As discussed in previous articles, ultrasound is very safe. The biggest danger in its operation is almost certainly that which is common to all electrical devices: electrical safety, trip hazards, the machine being pulled off a table and injuring an animal or person, and so on.
If your scanner were to malfunction and pass an electrical charge to a person or an animal, the legal responsibility would lie with the manufacturer, right?
Not necessarily. In the absence of a cooperative manufacturer willing to take responsibility (which, when purchasing from abroad, is almost guaranteed), the eyes of the law will fall upon the operator. Under UK law, the operator of the equipment is responsible for the safety of the patient and bystanders, and in the event that any harm came to these parties, could be required to prove in court that they have done their due diligence. Suddenly, saving a few hundred pounds by buying from China on eBay doesn’t seem like such a good idea.
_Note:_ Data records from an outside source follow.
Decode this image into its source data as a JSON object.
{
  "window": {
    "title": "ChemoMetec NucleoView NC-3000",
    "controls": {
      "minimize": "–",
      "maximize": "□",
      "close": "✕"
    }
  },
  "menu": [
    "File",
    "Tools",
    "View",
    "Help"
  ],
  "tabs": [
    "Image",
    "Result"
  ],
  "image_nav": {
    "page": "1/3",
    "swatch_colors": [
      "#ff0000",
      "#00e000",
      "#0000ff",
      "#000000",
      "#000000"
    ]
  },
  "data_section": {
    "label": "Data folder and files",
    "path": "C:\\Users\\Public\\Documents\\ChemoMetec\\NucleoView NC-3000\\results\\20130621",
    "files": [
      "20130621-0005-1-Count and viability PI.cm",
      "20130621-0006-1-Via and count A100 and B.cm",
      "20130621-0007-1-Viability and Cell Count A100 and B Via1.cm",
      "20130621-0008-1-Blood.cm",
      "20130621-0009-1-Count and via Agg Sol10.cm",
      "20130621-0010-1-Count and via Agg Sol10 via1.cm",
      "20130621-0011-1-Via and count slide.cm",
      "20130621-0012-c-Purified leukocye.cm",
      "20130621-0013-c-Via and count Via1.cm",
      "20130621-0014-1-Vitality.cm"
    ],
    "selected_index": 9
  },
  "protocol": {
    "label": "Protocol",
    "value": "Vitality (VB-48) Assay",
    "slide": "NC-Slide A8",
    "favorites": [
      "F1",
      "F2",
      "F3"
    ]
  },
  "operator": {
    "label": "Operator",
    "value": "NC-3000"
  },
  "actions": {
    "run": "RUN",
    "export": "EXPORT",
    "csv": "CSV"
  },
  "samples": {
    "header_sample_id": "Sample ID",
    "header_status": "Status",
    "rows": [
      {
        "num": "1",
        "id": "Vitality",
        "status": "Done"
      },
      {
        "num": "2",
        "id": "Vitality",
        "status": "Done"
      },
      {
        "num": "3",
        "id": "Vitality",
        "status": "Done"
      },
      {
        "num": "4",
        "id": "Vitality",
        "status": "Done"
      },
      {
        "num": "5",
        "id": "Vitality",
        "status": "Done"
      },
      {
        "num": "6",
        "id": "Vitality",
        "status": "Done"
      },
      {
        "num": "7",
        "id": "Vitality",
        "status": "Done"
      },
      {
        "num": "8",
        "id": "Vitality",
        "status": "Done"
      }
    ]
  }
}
Is your machine CE marked?
This is fundamental. It is your responsibility to check for a CE mark on any and every piece of equipment you use in a professional capacity. For example, if a nurse performs a home visit and helps a bed-bound patient out of bed with the patient’s own hoist, if the patient falls and the nurse did not check that the equipment was CE marked before helping the patient to use it, that nurse is responsible for the accident (and will almost certainly be struck off). It’s that harsh, and that serious.
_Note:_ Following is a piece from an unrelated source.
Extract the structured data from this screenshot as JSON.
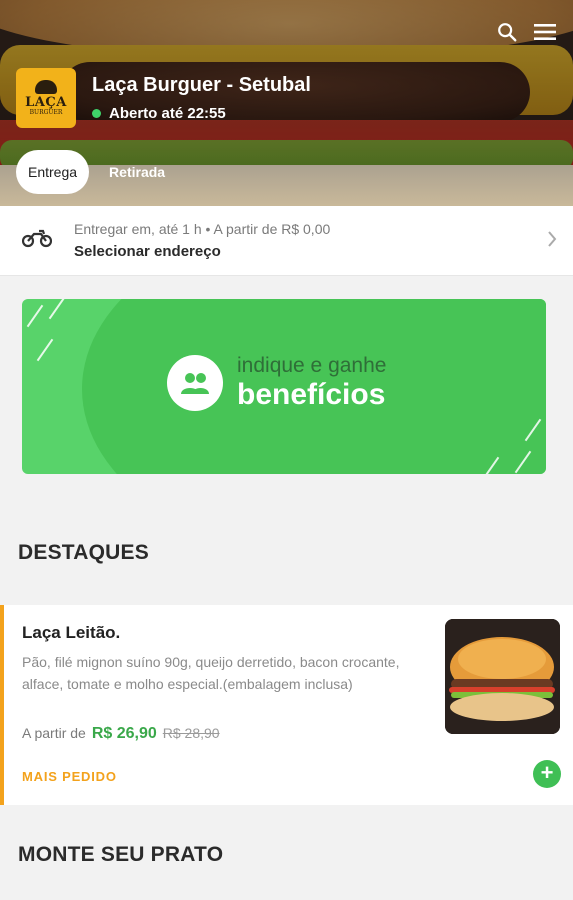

So if you scan somebody’s animal with equipment that does not bear the CE mark, it’s an automatic fail. Even your insurance is highly unlikely to cover you.
Did you purchase your equipment legally?
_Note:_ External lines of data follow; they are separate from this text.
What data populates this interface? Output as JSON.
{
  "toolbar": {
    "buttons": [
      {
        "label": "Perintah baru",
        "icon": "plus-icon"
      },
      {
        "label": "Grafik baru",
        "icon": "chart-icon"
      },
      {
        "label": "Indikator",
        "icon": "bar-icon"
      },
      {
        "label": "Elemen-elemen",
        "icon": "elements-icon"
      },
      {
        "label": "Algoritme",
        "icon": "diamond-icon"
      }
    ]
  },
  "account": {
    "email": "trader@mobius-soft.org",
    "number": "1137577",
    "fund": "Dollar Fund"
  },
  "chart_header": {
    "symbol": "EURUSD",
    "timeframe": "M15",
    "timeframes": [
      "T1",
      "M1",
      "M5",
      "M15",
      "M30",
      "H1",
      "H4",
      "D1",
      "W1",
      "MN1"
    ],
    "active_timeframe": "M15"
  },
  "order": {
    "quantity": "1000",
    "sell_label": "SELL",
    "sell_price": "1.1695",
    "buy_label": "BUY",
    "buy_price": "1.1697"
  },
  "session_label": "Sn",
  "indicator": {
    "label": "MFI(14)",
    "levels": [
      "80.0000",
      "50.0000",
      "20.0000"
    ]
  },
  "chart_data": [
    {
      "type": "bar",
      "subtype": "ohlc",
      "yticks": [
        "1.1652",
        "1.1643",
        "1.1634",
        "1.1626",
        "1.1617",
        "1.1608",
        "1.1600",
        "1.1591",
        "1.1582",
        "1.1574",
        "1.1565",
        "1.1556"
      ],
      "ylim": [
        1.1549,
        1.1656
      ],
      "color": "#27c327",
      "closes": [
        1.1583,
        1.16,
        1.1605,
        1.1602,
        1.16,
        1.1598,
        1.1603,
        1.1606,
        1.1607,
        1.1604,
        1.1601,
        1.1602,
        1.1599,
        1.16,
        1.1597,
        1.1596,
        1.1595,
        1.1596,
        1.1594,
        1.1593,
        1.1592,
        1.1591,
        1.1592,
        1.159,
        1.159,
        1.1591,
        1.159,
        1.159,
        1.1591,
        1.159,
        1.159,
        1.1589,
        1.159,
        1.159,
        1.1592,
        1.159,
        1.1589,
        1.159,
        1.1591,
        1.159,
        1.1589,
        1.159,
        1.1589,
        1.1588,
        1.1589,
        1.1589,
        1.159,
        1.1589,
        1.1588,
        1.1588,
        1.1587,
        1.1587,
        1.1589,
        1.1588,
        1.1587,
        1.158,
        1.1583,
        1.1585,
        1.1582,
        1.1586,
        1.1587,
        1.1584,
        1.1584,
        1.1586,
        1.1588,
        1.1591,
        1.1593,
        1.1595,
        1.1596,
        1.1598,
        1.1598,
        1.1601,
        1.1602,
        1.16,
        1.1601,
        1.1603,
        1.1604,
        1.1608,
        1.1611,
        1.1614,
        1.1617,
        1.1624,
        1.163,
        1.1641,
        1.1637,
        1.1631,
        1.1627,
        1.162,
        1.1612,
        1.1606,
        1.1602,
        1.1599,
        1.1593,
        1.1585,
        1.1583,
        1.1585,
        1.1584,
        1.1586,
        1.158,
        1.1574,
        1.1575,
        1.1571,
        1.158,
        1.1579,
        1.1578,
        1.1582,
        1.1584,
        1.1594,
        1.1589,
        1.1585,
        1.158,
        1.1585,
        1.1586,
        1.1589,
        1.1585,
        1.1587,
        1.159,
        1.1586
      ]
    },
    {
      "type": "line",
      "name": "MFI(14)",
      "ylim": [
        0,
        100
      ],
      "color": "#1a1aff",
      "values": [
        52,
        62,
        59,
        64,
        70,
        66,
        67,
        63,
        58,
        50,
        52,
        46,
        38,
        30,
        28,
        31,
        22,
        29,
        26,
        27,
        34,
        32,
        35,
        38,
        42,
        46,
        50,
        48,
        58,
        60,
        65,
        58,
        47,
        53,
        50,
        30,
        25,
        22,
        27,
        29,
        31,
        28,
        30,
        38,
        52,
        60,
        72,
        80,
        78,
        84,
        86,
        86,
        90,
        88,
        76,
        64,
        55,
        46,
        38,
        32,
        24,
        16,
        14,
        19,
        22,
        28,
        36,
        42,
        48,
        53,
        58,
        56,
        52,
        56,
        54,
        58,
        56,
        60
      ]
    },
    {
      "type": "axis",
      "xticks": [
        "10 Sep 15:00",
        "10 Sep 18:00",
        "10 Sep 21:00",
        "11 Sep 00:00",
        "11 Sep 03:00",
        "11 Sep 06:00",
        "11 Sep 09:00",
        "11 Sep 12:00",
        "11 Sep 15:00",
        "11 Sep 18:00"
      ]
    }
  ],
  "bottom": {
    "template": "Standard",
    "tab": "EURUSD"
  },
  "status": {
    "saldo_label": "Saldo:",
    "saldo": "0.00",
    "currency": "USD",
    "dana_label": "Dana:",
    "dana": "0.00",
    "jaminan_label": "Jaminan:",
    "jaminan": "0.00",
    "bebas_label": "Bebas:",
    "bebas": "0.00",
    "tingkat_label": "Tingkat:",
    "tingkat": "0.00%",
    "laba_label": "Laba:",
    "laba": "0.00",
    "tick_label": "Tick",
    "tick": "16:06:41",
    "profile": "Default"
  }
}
This may sound like a silly statement, but it is a sad truth that the vast majority of medical equipment purchased on sites like eBay from China are imported illegally. If the seller underdeclares the value of the equipment – with or without your instruction to do so – you are complicit in tax evasion. You have committed a crime.
So whilst a 20% saving on a £1000+ piece of equipment feels great at the time, again, it may come back to haunt you. After all, if you purchased from a company willing to help you to break the law, you must have known that they would be equally unscrupulous with regard to their safety standards, right? Or so the argument may go in court.
In summary, when buying an ultrasound machine, always make sure:
- That it is CE marked
- If you are importing your machine from abroad, that all customs paperwork is accurate and truthful
- That TI and MI are displayed on the screen
Additionally, it is important to find out:
- Is there UK service available? If not, whatever warranty you may or may not have with your machine is likely to be worthless
- Can the seller provide any training or support? The vast majority of companies calling themselves manufacturers online are no such thing. If they’re on eBay, check out their other items for sale: if they’re simultaneously selling yoga mats and sex toys, chances are, they know far less about ultrasound than you do. Another immediate tip-off is to look out for machines which advertise as being “3D.” 3D ultrasound scanning requires a transducer in the range of £20,000 – £100,000. Any eBay listing for a 3D ultrasound machine is taking advantage of the fact that most people don’t know very much about what they’re buying when they first start out – which already tells you quite a lot about how reliable such a company’s safety testing or backup support might be!
March 13, 2020
September 23, 2018